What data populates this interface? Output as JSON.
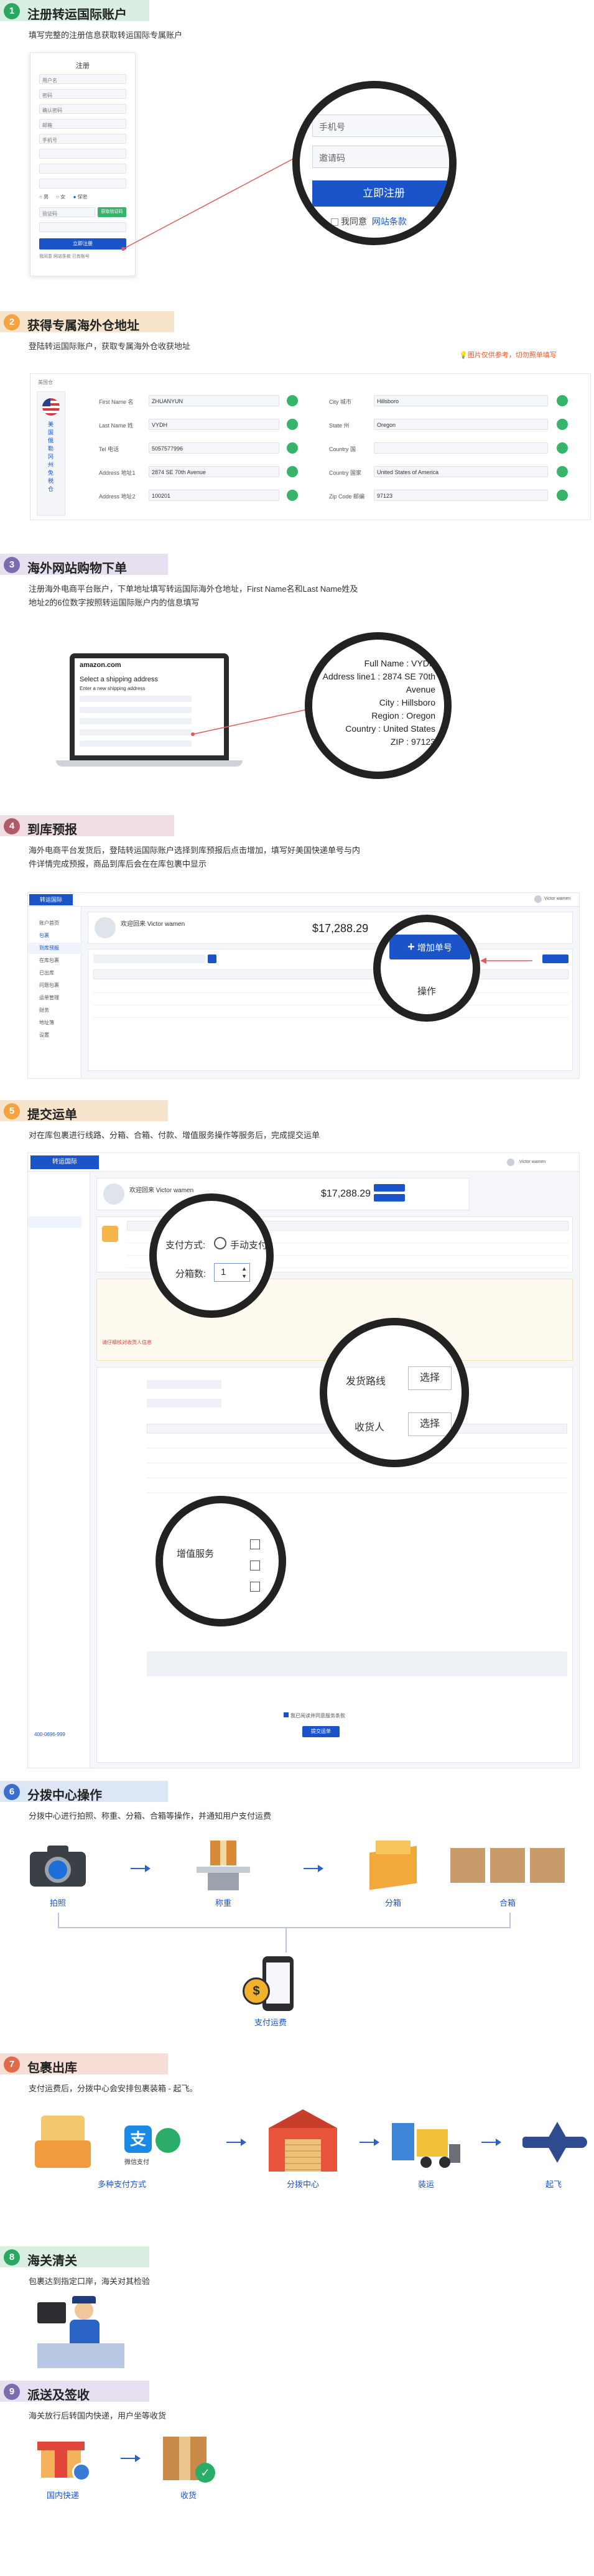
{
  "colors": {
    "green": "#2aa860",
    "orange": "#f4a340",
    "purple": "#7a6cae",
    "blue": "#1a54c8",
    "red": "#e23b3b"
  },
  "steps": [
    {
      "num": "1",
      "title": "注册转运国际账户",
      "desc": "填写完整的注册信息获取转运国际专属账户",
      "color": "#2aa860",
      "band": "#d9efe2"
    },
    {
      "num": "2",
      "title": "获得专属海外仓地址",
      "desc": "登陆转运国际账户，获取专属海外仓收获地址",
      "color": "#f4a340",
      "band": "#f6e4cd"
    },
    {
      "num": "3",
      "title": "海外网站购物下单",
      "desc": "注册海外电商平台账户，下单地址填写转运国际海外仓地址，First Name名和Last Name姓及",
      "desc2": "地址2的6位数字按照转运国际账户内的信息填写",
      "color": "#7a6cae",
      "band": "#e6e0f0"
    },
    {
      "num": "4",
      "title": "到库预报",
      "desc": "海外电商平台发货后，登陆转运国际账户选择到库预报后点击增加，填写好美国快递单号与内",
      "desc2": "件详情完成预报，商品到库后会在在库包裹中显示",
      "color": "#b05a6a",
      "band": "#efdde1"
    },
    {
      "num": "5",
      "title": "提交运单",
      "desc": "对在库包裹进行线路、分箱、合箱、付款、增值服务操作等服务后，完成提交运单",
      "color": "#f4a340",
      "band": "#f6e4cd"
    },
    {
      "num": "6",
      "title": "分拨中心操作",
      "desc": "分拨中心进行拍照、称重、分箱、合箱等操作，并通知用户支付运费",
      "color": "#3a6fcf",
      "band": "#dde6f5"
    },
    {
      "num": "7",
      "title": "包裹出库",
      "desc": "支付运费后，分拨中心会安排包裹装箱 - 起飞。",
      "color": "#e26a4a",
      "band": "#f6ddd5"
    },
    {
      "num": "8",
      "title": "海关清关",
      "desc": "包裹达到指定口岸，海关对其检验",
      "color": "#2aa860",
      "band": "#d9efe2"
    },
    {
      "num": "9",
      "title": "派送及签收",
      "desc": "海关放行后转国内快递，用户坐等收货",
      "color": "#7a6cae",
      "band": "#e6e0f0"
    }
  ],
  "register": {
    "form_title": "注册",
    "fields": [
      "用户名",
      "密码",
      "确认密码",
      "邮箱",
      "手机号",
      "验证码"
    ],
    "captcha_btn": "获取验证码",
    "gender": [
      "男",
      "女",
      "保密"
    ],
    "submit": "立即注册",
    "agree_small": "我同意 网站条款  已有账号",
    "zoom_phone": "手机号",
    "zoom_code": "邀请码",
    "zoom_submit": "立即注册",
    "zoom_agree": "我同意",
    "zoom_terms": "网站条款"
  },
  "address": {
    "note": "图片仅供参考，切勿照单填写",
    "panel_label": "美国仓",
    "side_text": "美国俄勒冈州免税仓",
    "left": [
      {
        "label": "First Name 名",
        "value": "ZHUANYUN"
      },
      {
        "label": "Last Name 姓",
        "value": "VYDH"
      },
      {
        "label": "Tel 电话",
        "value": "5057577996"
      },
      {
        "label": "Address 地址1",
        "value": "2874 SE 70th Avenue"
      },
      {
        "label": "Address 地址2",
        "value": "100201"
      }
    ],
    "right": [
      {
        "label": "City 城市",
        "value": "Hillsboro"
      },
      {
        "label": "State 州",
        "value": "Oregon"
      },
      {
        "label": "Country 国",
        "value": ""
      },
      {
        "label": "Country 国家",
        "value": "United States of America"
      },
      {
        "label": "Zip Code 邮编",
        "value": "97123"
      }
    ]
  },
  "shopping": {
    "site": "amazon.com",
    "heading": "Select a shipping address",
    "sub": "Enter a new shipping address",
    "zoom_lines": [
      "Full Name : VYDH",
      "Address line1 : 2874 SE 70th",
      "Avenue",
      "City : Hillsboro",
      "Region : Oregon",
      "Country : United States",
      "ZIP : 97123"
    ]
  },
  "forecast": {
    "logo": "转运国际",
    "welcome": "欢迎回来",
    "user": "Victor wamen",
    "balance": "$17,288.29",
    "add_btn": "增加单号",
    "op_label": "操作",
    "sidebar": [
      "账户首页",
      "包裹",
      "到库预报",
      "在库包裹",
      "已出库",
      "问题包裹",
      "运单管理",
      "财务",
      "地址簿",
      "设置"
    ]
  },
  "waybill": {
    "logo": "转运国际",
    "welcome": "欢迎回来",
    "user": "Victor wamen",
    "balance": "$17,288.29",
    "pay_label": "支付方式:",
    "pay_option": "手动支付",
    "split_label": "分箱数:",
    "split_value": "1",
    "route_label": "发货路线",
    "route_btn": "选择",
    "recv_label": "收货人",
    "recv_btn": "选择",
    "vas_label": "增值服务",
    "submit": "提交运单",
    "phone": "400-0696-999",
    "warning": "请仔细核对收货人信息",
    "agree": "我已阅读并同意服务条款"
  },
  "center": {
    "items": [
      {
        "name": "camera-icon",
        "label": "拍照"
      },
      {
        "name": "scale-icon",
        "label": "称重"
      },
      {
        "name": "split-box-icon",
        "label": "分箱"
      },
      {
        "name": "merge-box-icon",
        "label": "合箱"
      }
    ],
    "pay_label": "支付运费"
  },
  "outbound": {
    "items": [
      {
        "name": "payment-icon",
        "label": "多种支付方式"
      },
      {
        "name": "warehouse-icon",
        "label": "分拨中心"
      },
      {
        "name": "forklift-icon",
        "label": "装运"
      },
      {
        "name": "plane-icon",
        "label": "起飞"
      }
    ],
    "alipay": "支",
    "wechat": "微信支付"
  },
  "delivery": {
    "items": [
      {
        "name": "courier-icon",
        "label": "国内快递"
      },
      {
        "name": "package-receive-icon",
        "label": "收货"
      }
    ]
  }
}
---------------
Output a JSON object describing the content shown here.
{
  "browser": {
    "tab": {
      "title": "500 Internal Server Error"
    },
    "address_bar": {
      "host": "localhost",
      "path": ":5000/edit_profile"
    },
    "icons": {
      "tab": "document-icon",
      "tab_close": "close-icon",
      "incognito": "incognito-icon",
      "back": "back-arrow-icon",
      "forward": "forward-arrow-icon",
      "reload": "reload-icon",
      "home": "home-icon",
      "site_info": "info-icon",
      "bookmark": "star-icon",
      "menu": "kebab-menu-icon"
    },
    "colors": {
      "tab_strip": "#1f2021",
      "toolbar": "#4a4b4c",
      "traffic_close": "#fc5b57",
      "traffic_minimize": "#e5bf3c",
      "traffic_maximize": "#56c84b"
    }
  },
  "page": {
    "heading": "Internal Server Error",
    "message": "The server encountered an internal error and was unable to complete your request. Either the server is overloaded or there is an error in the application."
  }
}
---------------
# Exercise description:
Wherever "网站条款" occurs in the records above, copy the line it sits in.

# Task response:
    "agree_small": "我同意 网站条款  已有账号",
    "zoom_terms": "网站条款"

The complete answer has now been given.